ore often than not, the crime of assault and that battery have been confused, one with the other.
An assault is intentionally or recklessly causing another to apprehend immediate and unlawful violence, whereas battery is the intentional or reckless infliction of unlawful force.
An assault consists of conduct which causes another to fear imminent unlawful violence. A battery consists of the infliction of unlawful personal violence, which includes any infringement of personal autonomy, however slight the contact may be, without consent or another lawful excuse
Section 84 of the Criminal Offenses Act (Act 29) provides the definition of assault in Ghanaian law. It includes the intentional act of applying force to another person without their consent. This definition can be interpreted to encompass the concept of battery, which involves intentional and unlawful physical contact with another person.
Assault and battery embody two key aspects; Causing apprehension of immediate physical harm, referring to the intentional conduct that instils fear or creates a reasonable belief in the victim that they are about to suffer immediate physical harm.
This can include threatening gestures, verbal threats, or any actions that make the victim believe they are in danger. And that of applying force without consent, referring to the intentional act of physically contacting another person without their consent. This can involve actions such as hitting, punching, slapping, pushing, or any form of physical force.
The Ghanaian Law
Assault in Ghana is considered a criminal offence and per section 84 of the Criminal Offenses Act, assault is classified as a misdemeanour. The punishment for assault in Ghana can be found in Sections 84 and 298 of the Criminal Offenses Act (Act 29) and Act 30 respectively, which stipulates that upon conviction, the offender can be sentenced to imprisonment for up to three years or a fine, or both.
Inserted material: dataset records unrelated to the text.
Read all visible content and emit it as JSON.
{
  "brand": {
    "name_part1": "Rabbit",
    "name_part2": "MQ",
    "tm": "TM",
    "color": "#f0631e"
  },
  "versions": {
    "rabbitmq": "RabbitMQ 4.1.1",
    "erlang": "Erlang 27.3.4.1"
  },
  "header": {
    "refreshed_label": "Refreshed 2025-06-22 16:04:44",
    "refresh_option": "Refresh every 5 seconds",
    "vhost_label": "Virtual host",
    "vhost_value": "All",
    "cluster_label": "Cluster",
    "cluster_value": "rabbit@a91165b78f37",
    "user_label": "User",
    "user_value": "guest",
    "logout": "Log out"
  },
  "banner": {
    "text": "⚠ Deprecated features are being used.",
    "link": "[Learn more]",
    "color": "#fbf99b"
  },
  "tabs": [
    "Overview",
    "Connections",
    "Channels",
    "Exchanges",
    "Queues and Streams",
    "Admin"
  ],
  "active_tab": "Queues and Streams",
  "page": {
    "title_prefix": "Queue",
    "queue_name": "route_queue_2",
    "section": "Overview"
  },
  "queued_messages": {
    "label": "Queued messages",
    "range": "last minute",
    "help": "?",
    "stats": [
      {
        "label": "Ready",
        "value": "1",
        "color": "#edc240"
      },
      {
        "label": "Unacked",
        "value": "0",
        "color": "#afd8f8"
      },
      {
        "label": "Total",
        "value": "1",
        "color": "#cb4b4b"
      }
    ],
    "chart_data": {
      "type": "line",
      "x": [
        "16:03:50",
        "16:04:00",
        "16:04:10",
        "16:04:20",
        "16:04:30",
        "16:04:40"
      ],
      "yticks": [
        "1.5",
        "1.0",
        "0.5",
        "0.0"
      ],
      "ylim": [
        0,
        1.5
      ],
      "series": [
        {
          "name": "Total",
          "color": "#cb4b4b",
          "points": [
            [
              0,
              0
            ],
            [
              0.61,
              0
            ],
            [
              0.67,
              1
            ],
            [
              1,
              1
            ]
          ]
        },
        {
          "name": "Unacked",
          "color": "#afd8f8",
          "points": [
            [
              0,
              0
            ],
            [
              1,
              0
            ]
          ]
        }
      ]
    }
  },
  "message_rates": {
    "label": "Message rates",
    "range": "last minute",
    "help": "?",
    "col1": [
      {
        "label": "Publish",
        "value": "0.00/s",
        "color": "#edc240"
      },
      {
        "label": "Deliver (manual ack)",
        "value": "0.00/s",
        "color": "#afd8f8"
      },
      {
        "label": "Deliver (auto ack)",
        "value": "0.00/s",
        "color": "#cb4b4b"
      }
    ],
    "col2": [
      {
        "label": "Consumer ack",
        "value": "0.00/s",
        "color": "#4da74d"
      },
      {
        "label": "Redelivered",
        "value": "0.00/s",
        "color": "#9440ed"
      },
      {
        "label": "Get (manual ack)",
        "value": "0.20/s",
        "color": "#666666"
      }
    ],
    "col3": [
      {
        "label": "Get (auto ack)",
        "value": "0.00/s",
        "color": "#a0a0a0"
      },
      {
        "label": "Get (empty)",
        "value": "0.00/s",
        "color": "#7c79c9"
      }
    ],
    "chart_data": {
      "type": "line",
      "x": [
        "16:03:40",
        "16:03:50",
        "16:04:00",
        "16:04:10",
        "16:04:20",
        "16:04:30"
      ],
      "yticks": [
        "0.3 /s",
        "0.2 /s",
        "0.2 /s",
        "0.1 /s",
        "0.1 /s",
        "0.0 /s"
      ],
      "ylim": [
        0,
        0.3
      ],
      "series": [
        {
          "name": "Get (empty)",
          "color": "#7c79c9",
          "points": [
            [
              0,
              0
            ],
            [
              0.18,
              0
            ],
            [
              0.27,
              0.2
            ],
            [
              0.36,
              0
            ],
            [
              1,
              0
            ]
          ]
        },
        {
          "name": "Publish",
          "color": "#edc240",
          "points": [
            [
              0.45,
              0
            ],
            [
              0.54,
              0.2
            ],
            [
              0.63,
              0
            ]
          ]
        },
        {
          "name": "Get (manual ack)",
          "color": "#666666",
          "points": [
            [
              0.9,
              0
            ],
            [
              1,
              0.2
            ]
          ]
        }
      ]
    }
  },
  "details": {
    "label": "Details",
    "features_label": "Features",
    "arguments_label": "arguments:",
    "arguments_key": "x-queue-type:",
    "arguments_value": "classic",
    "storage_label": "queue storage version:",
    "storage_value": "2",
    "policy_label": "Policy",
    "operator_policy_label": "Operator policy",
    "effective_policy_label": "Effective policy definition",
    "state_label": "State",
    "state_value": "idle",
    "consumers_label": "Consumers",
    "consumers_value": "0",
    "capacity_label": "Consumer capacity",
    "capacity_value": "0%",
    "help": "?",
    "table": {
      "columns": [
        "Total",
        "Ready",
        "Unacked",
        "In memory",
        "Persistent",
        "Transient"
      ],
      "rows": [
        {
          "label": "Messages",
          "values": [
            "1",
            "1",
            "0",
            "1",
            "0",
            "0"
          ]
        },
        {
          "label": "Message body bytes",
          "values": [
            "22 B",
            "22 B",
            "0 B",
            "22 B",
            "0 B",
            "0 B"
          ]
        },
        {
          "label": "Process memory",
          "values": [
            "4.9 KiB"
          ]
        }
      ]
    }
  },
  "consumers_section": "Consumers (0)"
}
While Ghanaian law does not specifically define or distinguish battery as a separate offence, the concept of battery can be understood within the broader framework of assault. The intentional and unlawful physical contact or offensive touching of another person without their consent can be considered as falling under the umbrella of assault, depicted under sections 86 and 87 of Act 29 which gives an accurate description of an assault and battery and that of an assault without actual battery.